From the Paper:"Imagine sitting in a room confined for hours on end and you had no input in decision making for yourself and anyone else around you. The freedom you thought you were entitled to you was totally abridged and stripped away from you. Everyone around you wore the same attire and walked the same line you had to every single day. You could not get up and eat a meal until a scheduled time set by authorities and your individual autonomy was completely lost. Care to guess where you are right now? If you guessed a common public school or state penitentiary, you are correct to an extent either way. From the list above, it is surely convincing that the protocols and regulations carried out in public school are strikingly similar to the ones conducted in prisons.
"A similarity that public schools and penitentiaries have is that they both rigid routines of when the students or inmates get in and get out. In a school, you have the same classes, starting and ending at the same times, with a set lunch time every day. And in a prison, you have set meal times and set exercise times every day. Both routines are controlled by bells. A school bell dismisses classes and lunches, and a prison bell opens cell doors and signally meal times. These routines instill students and prisoners to be preconditioned to ask for permission to do or get something and to get up when the bell is heard."
Sample of Sources Used:
- Aunt B. "Are Your Kids Going to School or Jail? " Tiny Cat Pants." Tiny Cat Pants. 2009. Web. 08 Nov. 2011.<http://tinycatpants.wordpress.com/2009/04/22/are-your-kids-going-to-school-or-jail/>.
- "End the School to Jail Track | Padres Unidos." Home | Padres Unidos. Web. 09 Nov. 2011. <http://www.padresunidos.org/end-school-jail-track>.
- Fain, Stephen M. "Teaching." World Book Advanced. World Book, 2011. Web. 07 Nov. 2011.
- "Fast Facts." National Center for Education Statistics (NCES) Home Page, a Part of the U.S. Department of Education. Web. 09 Nov. 2011. <http://nces.ed.gov/fastfacts/display.asp?id=16>.
- Hoa, Dao. "School Is the Prison." Dao Hoa on HubPages.

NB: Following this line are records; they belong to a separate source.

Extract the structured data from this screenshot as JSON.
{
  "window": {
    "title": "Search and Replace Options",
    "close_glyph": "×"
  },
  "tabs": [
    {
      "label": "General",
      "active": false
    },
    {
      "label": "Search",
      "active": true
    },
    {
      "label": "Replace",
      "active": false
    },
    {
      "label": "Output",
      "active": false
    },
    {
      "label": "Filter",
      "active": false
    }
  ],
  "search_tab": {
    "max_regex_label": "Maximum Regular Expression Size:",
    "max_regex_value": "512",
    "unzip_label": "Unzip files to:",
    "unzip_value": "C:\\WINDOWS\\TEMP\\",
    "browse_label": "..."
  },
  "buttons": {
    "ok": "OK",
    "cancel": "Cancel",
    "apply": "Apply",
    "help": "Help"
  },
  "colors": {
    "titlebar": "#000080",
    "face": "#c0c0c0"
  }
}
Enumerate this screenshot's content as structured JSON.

Web. 03 Nov. 2011. <http://daohoa.hubpages.com/hub/School-Is-the-Prison>.
Cite this Persuasive Essay:
Public Schools: A Taste of Prison Life (2011, November 29) Retrieved May 23, 2022, from https://www.academon.com/persuasive-essay/public-schools-a-taste-of-prison-life-149179/

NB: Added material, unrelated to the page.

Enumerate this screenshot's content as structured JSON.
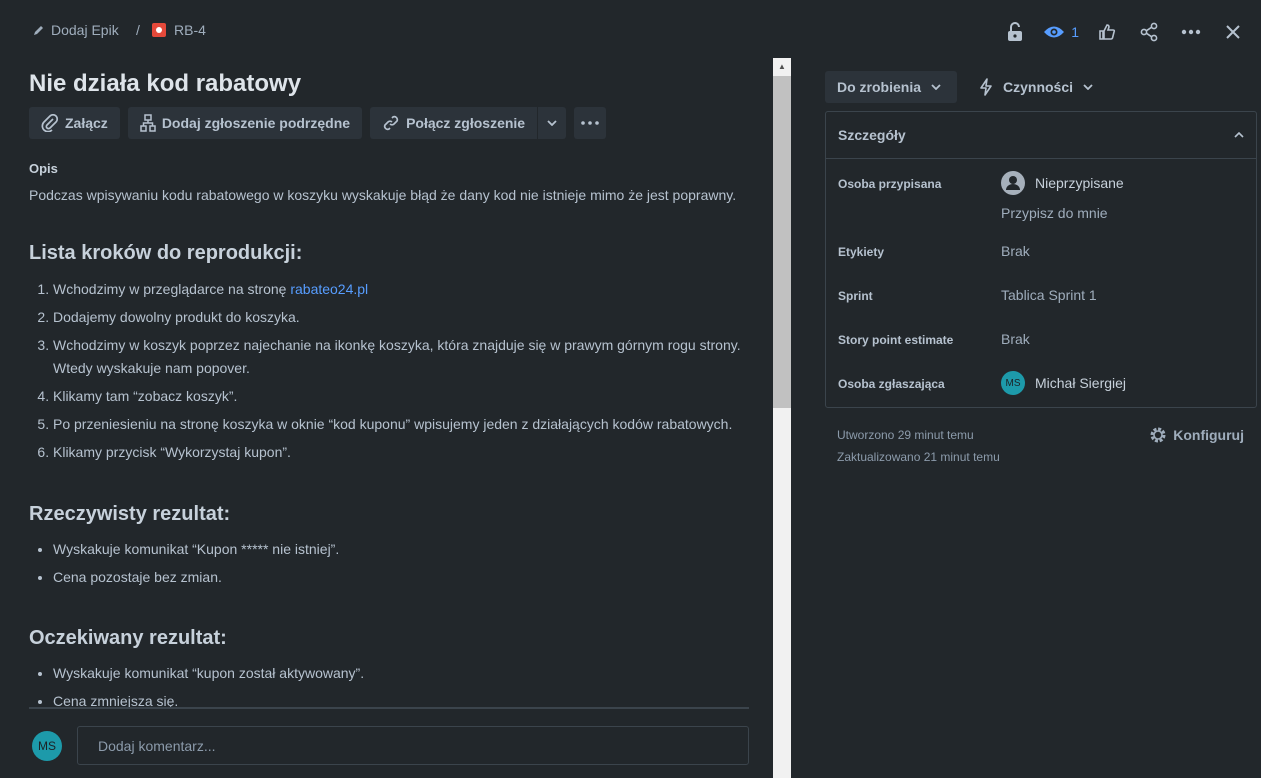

"Public Schools: A Taste of Prison Life" 29 November 2011. Web. 23 May. 2022. <https://www.academon.com/persuasive-essay/public-schools-a-taste-of-prison-life-149179/>